The year 2018 was a rocky one for financial markets, serving up a big burst of volatility early in the year, and then following on with new all-time highs in major market indices, only to finish up with another round of gut-wrenching plunges that pushed those same indices right back down.
Personal finance, like just about everything else, is mainly common sense. Advice like “don’t spend more than you make; start investing while you’re young; don’t loan money to friends with the expectation of getting it back,” have been around for generations, and most likely will survive the next few generations as well. Even money mistakes that are corrected early enough will have little impact on your wealth going forward. What you do want to avoid are money mistakes that can be hard to recover from. Here are just a few:
Who hasn't heard some or all of the following?
Be sure to check your credit score periodically.
Apply for a credit card so you can establish credit.
Your credit score dropped.
Your credit score rose.
What exactly does any of this mean and what is considered a good credit score?
According to Credit.com, here are the categories that credit scores fall into, ranging from bad to excellent:

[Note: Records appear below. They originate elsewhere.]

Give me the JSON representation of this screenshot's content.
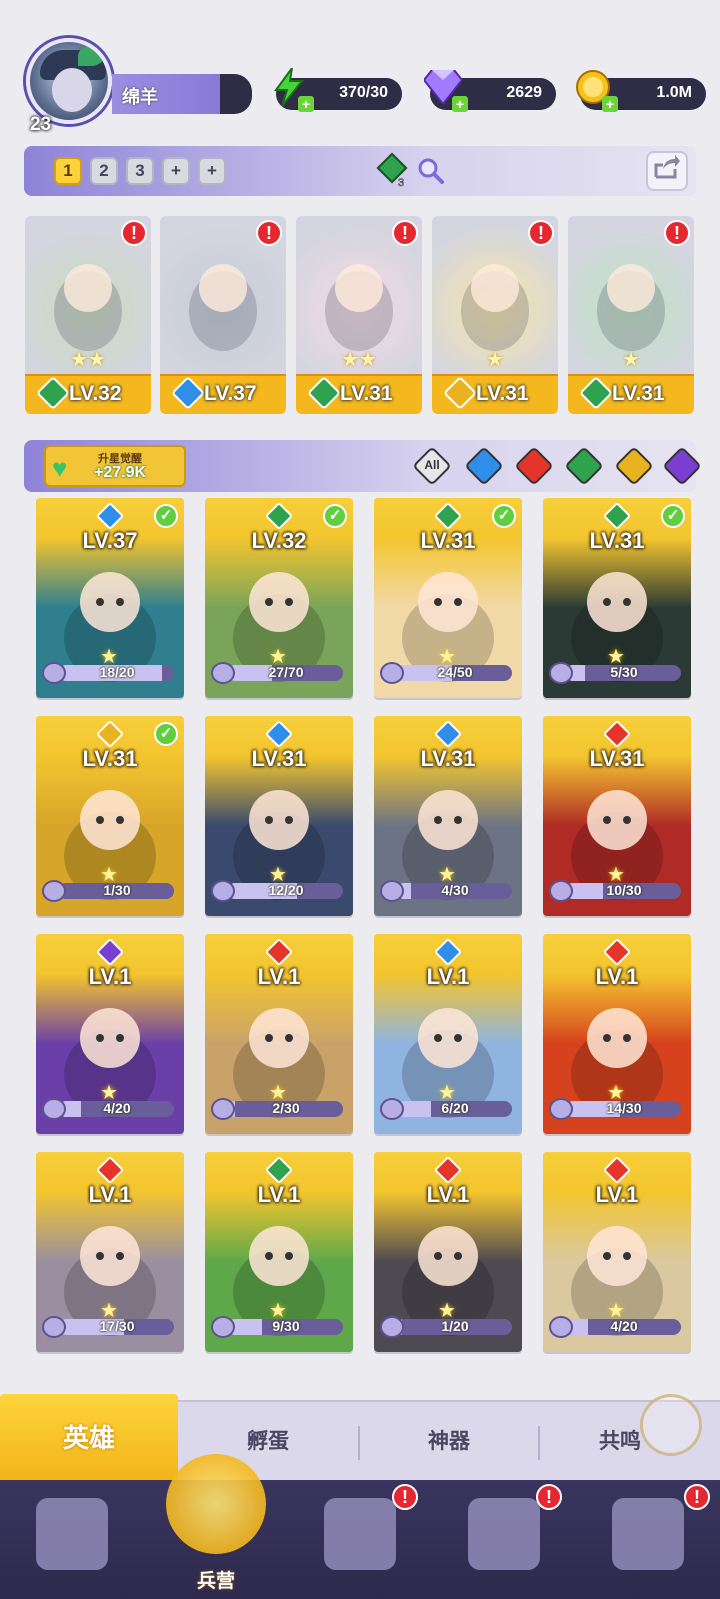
{
  "player": {
    "level": "23",
    "name": "绵羊"
  },
  "resources": [
    {
      "name": "energy",
      "icon": "lightning-icon",
      "value": "370/30",
      "color": "#47d43a"
    },
    {
      "name": "gems",
      "icon": "diamond-icon",
      "value": "2629",
      "color": "#a07bff"
    },
    {
      "name": "coins",
      "icon": "coin-icon",
      "value": "1.0M",
      "color": "#f5c21b"
    }
  ],
  "team_tabs": [
    "1",
    "2",
    "3",
    "+",
    "+"
  ],
  "team_gem_count": "3",
  "team": [
    {
      "level": "LV.32",
      "element": "nature",
      "stars": "★★"
    },
    {
      "level": "LV.37",
      "element": "water",
      "stars": ""
    },
    {
      "level": "LV.31",
      "element": "nature",
      "stars": "★★"
    },
    {
      "level": "LV.31",
      "element": "light",
      "stars": "★"
    },
    {
      "level": "LV.31",
      "element": "nature",
      "stars": "★"
    }
  ],
  "awaken": {
    "label": "升星觉醒",
    "value": "+27.9K"
  },
  "filters": [
    "All",
    "water",
    "fire",
    "nature",
    "light",
    "dark"
  ],
  "element_colors": {
    "water": "#2f8fe8",
    "fire": "#e5352a",
    "nature": "#2ea24c",
    "light": "#e9b320",
    "dark": "#7a3fd0"
  },
  "heroes": [
    {
      "level": "LV.37",
      "element": "water",
      "progress": "18/20",
      "ratio": 0.9,
      "check": true,
      "bg": "#2f7f8f"
    },
    {
      "level": "LV.32",
      "element": "nature",
      "progress": "27/70",
      "ratio": 0.39,
      "check": true,
      "bg": "#7aa45a"
    },
    {
      "level": "LV.31",
      "element": "nature",
      "progress": "24/50",
      "ratio": 0.48,
      "check": true,
      "bg": "#f2d9a8"
    },
    {
      "level": "LV.31",
      "element": "nature",
      "progress": "5/30",
      "ratio": 0.17,
      "check": true,
      "bg": "#2b3a34"
    },
    {
      "level": "LV.31",
      "element": "light",
      "progress": "1/30",
      "ratio": 0.03,
      "check": true,
      "bg": "#d6a52a"
    },
    {
      "level": "LV.31",
      "element": "water",
      "progress": "12/20",
      "ratio": 0.6,
      "check": false,
      "bg": "#3a4a6e"
    },
    {
      "level": "LV.31",
      "element": "water",
      "progress": "4/30",
      "ratio": 0.13,
      "check": false,
      "bg": "#6c7384"
    },
    {
      "level": "LV.31",
      "element": "fire",
      "progress": "10/30",
      "ratio": 0.33,
      "check": false,
      "bg": "#b02a26"
    },
    {
      "level": "LV.1",
      "element": "dark",
      "progress": "4/20",
      "ratio": 0.2,
      "check": false,
      "bg": "#6b3fa8"
    },
    {
      "level": "LV.1",
      "element": "fire",
      "progress": "2/30",
      "ratio": 0.07,
      "check": false,
      "bg": "#c9a26a"
    },
    {
      "level": "LV.1",
      "element": "water",
      "progress": "6/20",
      "ratio": 0.3,
      "check": false,
      "bg": "#8fb4e0"
    },
    {
      "level": "LV.1",
      "element": "fire",
      "progress": "14/30",
      "ratio": 0.47,
      "check": false,
      "bg": "#d6421e"
    },
    {
      "level": "LV.1",
      "element": "fire",
      "progress": "17/30",
      "ratio": 0.57,
      "check": false,
      "bg": "#9a8ea0"
    },
    {
      "level": "LV.1",
      "element": "nature",
      "progress": "9/30",
      "ratio": 0.3,
      "check": false,
      "bg": "#5ea84a"
    },
    {
      "level": "LV.1",
      "element": "fire",
      "progress": "1/20",
      "ratio": 0.05,
      "check": false,
      "bg": "#4e4a52"
    },
    {
      "level": "LV.1",
      "element": "fire",
      "progress": "4/20",
      "ratio": 0.2,
      "check": false,
      "bg": "#d9c8a0"
    }
  ],
  "sub_tabs": [
    "英雄",
    "孵蛋",
    "神器",
    "共鸣"
  ],
  "nav": [
    {
      "label": "",
      "icon": "cards-icon",
      "alert": false
    },
    {
      "label": "兵营",
      "icon": "barracks-icon",
      "alert": false
    },
    {
      "label": "",
      "icon": "map-icon",
      "alert": true
    },
    {
      "label": "",
      "icon": "shrine-icon",
      "alert": true
    },
    {
      "label": "",
      "icon": "guild-icon",
      "alert": true
    }
  ]
}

If you’re in your 20s, rejoice! You’re in a great position to create the life you want, starting with a secure financial future. While it’s common to feel overwhelmed when entering the workforce full time, there are a lot of things you can do fresh out of college that will help you attain your professional and financial goals earlier than you may expect. Here are a few suggestions to help you get started:
During the second quarter of 2018, financial markets were focused on the vagaries of daily tariff tit-for-tat pronouncements (and tweets) from Washington, leading to concerns of a potential trade war with China, Canada, and the EU. While speculation on the implications of the additional rate hikes from the Federal Reserve impacted fixed income markets.

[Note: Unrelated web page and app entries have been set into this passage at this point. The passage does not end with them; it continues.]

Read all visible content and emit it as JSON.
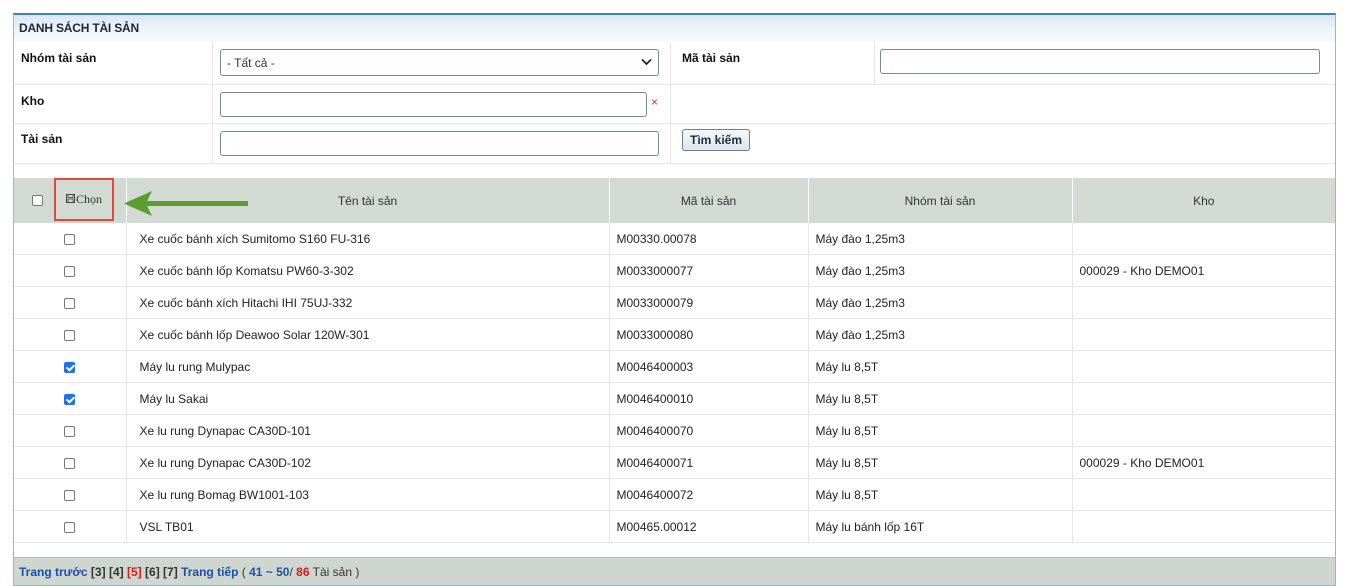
{
  "panel": {
    "title": "DANH SÁCH TÀI SẢN"
  },
  "filters": {
    "group_label": "Nhóm tài sản",
    "group_selected": "- Tất cả -",
    "code_label": "Mã tài sản",
    "code_value": "",
    "warehouse_label": "Kho",
    "warehouse_value": "",
    "clear_symbol": "×",
    "asset_label": "Tài sản",
    "asset_value": "",
    "search_button": "Tìm kiếm"
  },
  "table": {
    "select_label": "Chọn",
    "columns": [
      "Tên tài sản",
      "Mã tài sản",
      "Nhóm tài sản",
      "Kho"
    ],
    "rows": [
      {
        "checked": false,
        "name": "Xe cuốc bánh xích Sumitomo S160 FU-316",
        "code": "M00330.00078",
        "group": "Máy đào 1,25m3",
        "warehouse": ""
      },
      {
        "checked": false,
        "name": "Xe cuốc bánh lốp Komatsu PW60-3-302",
        "code": "M0033000077",
        "group": "Máy đào 1,25m3",
        "warehouse": "000029 - Kho DEMO01"
      },
      {
        "checked": false,
        "name": "Xe cuốc bánh xích Hitachi IHI 75UJ-332",
        "code": "M0033000079",
        "group": "Máy đào 1,25m3",
        "warehouse": ""
      },
      {
        "checked": false,
        "name": "Xe cuốc bánh lốp Deawoo Solar 120W-301",
        "code": "M0033000080",
        "group": "Máy đào 1,25m3",
        "warehouse": ""
      },
      {
        "checked": true,
        "name": "Máy lu rung Mulypac",
        "code": "M0046400003",
        "group": "Máy lu 8,5T",
        "warehouse": ""
      },
      {
        "checked": true,
        "name": "Máy lu Sakai",
        "code": "M0046400010",
        "group": "Máy lu 8,5T",
        "warehouse": ""
      },
      {
        "checked": false,
        "name": "Xe lu rung Dynapac CA30D-101",
        "code": "M0046400070",
        "group": "Máy lu 8,5T",
        "warehouse": ""
      },
      {
        "checked": false,
        "name": "Xe lu rung Dynapac CA30D-102",
        "code": "M0046400071",
        "group": "Máy lu 8,5T",
        "warehouse": "000029 - Kho DEMO01"
      },
      {
        "checked": false,
        "name": "Xe lu rung Bomag BW1001-103",
        "code": "M0046400072",
        "group": "Máy lu 8,5T",
        "warehouse": ""
      },
      {
        "checked": false,
        "name": "VSL TB01",
        "code": "M00465.00012",
        "group": "Máy lu bánh lốp 16T",
        "warehouse": ""
      }
    ]
  },
  "pager": {
    "prev": "Trang trước",
    "pages": [
      "3",
      "4",
      "5",
      "6",
      "7"
    ],
    "current": "5",
    "next": "Trang tiếp",
    "range": "41 ~ 50",
    "total": "86",
    "unit": "Tài sản"
  },
  "colors": {
    "accent": "#4a7fa8",
    "header_bg": "#d3d9d3",
    "highlight": "#e04a3a",
    "arrow": "#5a9e2f",
    "checked": "#1a73e8"
  }
}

For most people, every paycheck is like a mini Christmas that ends nearly immediately when reality sets in. Bills, rent and saving for retirement makes every payday a budgeting reality. So in these times, it’s important to take some relatively easy steps to stretch your budget.
Start with your credit cards. Often people overlook where their money is going when it’s as easy as a tap, not to mention interest and fees:

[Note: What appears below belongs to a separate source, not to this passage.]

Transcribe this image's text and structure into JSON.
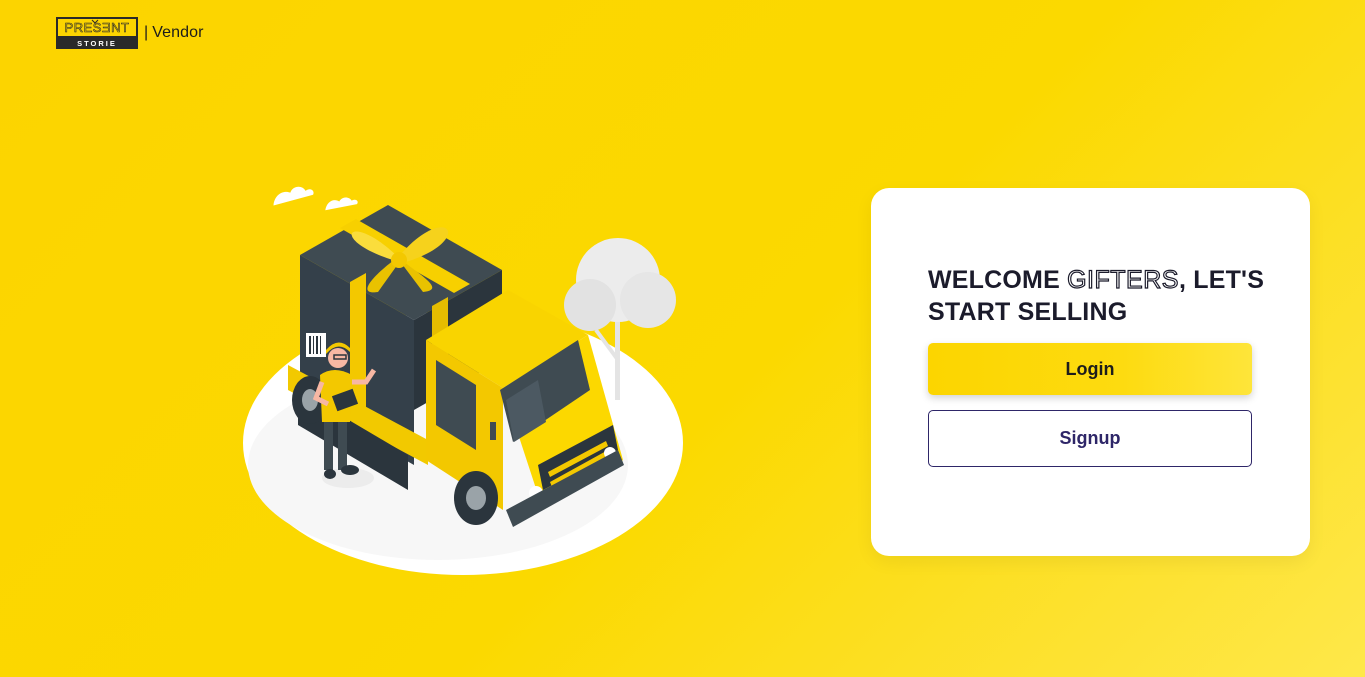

Given the backdrop of this quarter’s market review, we would like to open by acknowledging and paying our respects to the people, families, states, and countries affected by the numerous natural disasters that occurred during the third quarter of 2017. Symmetry’s unwavering dedication to our clients is echoed in our support for those affected by these events. Through collective empathy, charity, and unity, we know the people and areas affected will make a strong and swift recovery.
Our behaviors produce the results we see in our lives.